» **Work task**: Repeat the records below verbatim and include no pictures.

*** Begin section ***

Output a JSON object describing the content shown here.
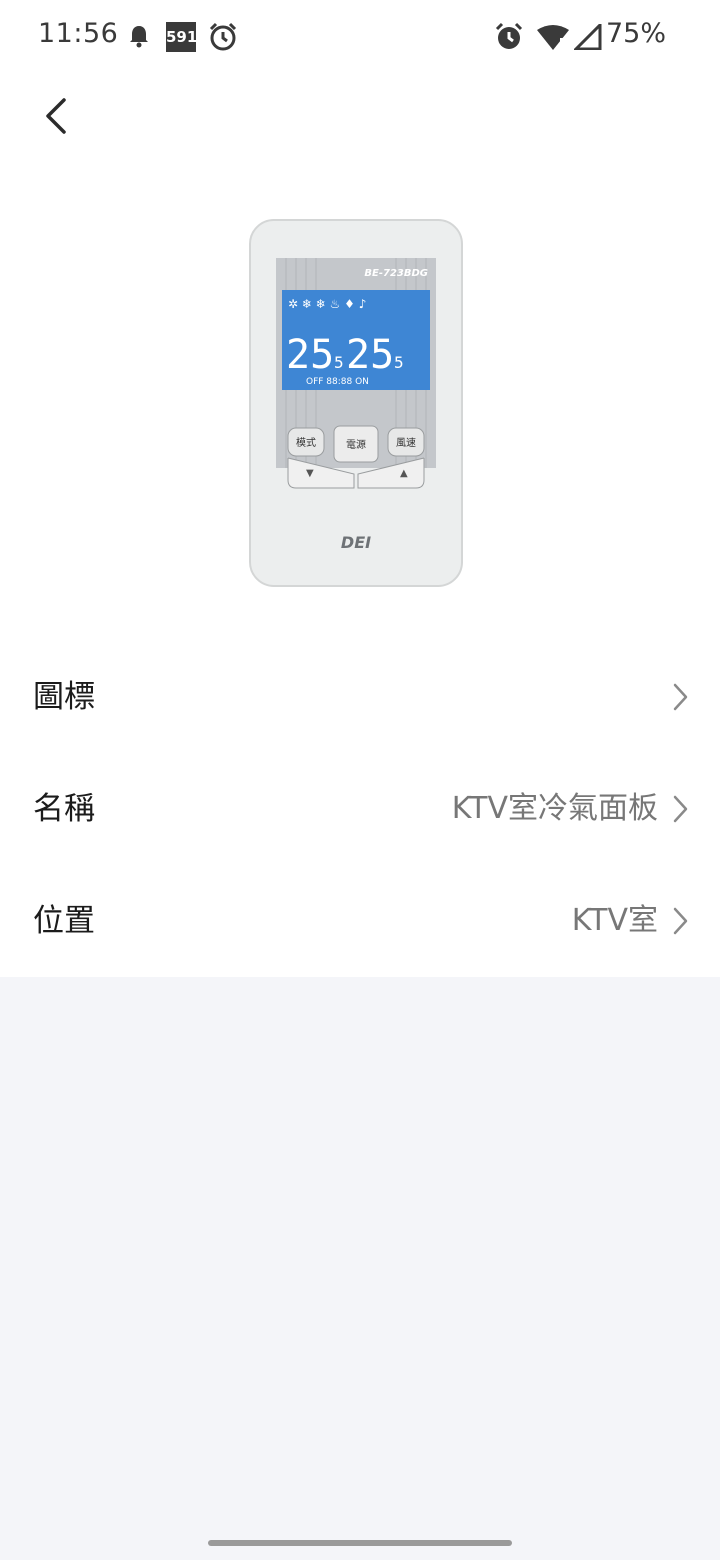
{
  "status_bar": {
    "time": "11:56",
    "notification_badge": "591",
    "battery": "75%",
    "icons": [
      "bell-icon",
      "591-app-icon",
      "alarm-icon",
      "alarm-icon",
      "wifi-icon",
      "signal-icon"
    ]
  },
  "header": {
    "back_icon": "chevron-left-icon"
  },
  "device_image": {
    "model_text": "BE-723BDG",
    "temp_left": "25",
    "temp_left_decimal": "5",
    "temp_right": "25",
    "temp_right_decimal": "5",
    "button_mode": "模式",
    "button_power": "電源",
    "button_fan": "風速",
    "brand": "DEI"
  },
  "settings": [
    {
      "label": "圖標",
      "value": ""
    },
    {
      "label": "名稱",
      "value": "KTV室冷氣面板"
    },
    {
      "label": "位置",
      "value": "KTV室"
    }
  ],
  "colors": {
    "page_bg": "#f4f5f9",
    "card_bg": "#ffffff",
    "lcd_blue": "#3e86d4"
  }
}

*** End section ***

» **Response to this exercise**:
Output a JSON object describing the content shown here.
{
  "status_bar": {
    "time": "11:56",
    "notification_badge": "591",
    "battery": "75%",
    "icons": [
      "bell-icon",
      "591-app-icon",
      "alarm-icon",
      "alarm-icon",
      "wifi-icon",
      "signal-icon"
    ]
  },
  "header": {
    "back_icon": "chevron-left-icon"
  },
  "device_image": {
    "model_text": "BE-723BDG",
    "temp_left": "25",
    "temp_left_decimal": "5",
    "temp_right": "25",
    "temp_right_decimal": "5",
    "button_mode": "模式",
    "button_power": "電源",
    "button_fan": "風速",
    "brand": "DEI"
  },
  "settings": [
    {
      "label": "圖標",
      "value": ""
    },
    {
      "label": "名稱",
      "value": "KTV室冷氣面板"
    },
    {
      "label": "位置",
      "value": "KTV室"
    }
  ],
  "colors": {
    "page_bg": "#f4f5f9",
    "card_bg": "#ffffff",
    "lcd_blue": "#3e86d4"
  }
}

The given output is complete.